==== EXERCISE MATERIAL

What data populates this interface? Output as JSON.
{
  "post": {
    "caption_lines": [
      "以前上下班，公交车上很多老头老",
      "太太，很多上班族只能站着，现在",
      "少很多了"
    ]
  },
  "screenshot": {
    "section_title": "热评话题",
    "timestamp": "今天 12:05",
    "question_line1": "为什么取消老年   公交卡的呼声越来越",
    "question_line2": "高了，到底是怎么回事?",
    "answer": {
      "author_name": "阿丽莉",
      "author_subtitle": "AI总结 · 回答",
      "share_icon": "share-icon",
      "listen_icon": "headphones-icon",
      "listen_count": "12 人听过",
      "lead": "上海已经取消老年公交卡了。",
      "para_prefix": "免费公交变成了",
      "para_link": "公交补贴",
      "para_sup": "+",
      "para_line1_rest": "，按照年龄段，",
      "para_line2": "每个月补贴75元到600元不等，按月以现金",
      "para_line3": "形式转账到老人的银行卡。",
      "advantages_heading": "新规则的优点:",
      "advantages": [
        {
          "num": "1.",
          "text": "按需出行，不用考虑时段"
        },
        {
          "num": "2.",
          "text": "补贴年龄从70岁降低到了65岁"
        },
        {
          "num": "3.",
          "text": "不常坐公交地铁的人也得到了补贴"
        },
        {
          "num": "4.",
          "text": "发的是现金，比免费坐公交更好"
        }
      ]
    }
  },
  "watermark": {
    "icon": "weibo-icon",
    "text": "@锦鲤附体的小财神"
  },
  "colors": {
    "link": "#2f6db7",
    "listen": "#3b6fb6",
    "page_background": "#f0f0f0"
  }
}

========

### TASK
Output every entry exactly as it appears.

### SOLUTION
What data populates this interface? Output as JSON.
{
  "post": {
    "caption_lines": [
      "以前上下班，公交车上很多老头老",
      "太太，很多上班族只能站着，现在",
      "少很多了"
    ]
  },
  "screenshot": {
    "section_title": "热评话题",
    "timestamp": "今天 12:05",
    "question_line1": "为什么取消老年   公交卡的呼声越来越",
    "question_line2": "高了，到底是怎么回事?",
    "answer": {
      "author_name": "阿丽莉",
      "author_subtitle": "AI总结 · 回答",
      "share_icon": "share-icon",
      "listen_icon": "headphones-icon",
      "listen_count": "12 人听过",
      "lead": "上海已经取消老年公交卡了。",
      "para_prefix": "免费公交变成了",
      "para_link": "公交补贴",
      "para_sup": "+",
      "para_line1_rest": "，按照年龄段，",
      "para_line2": "每个月补贴75元到600元不等，按月以现金",
      "para_line3": "形式转账到老人的银行卡。",
      "advantages_heading": "新规则的优点:",
      "advantages": [
        {
          "num": "1.",
          "text": "按需出行，不用考虑时段"
        },
        {
          "num": "2.",
          "text": "补贴年龄从70岁降低到了65岁"
        },
        {
          "num": "3.",
          "text": "不常坐公交地铁的人也得到了补贴"
        },
        {
          "num": "4.",
          "text": "发的是现金，比免费坐公交更好"
        }
      ]
    }
  },
  "watermark": {
    "icon": "weibo-icon",
    "text": "@锦鲤附体的小财神"
  },
  "colors": {
    "link": "#2f6db7",
    "listen": "#3b6fb6",
    "page_background": "#f0f0f0"
  }
}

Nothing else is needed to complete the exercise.